Follow Lammy winner Hasan Namir’s journey that he and his husband took to have a child in his latest collection of poetry, Umbilical Cord. Namir shares his and his husband’s love story, the complexities of the IVF surrogacy process, and their first year as a family. The free-verse poems are interspersed by love letters to their son, making this joyful book a universal message of hope for parents and would-be parents alike.
The Insiders by Mark Oshiro, a member of Lambda’s LGBTQ Writers in Schools, is a heartfelt coming-of-age story for anyone who has felt like they didn’t fit in. When Héctor Muñoz moves to Orangevale from San Francisco, he does not expect for life to change too drastically. Except, at home, being gay didn’t mean you were different. In Héctor’s new school, he has never felt more alone. Héctor just wishes he could disappear, and then he does, when the janitor’s closet door closes behind him. Discovering he’s found a room that shouldn’t be possible with two new friends from different corners of the country in it, Héctor has opened a door to a life-changing year of magic, friendship, and adventure.

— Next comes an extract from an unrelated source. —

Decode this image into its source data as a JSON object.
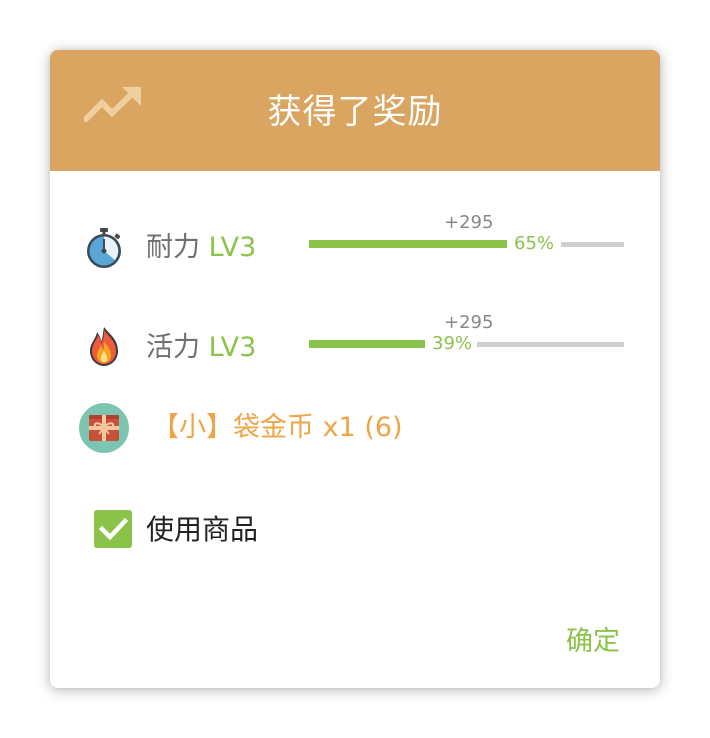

Read AMANDA PARADISE: Resurrect Extinct Vibration by CAConrad, a Lammy winner. This collection has been inspired by a (Soma)tic poetry where CA flooded their body with the field recordings of recently extinct animals. With work founded on memories of loved ones who died of AIDS, reflections on the current pandemic, and the effort of falling in love with the world as it is, not as it was, these poems encourage its readers to become an active agent in the joint act of recovery.
From Lambda fellow Aurielle Marie is her debut Gumbo Ya Ya. Centered around the lives of Black gxrls in the contemporary South, these poems explore race, gender, desire, and violence. Unapologetically loud and risky, the collection opens with an indictment of injustice and continues to catalog the wide gamut of Black life at all its intersections. With a poetic voice that is simultaneously tender and sharp, the reader leaves this collection whole and thoroughly satisfied. Even in the face of change, Lambda will always have new, fantastic books for you to read. Settle into September with one of these great picks and check out the rest of our list below. As always, if our list is missing an author or a book, or if you have a book coming out next month, please email us with the word “October” in the subject line.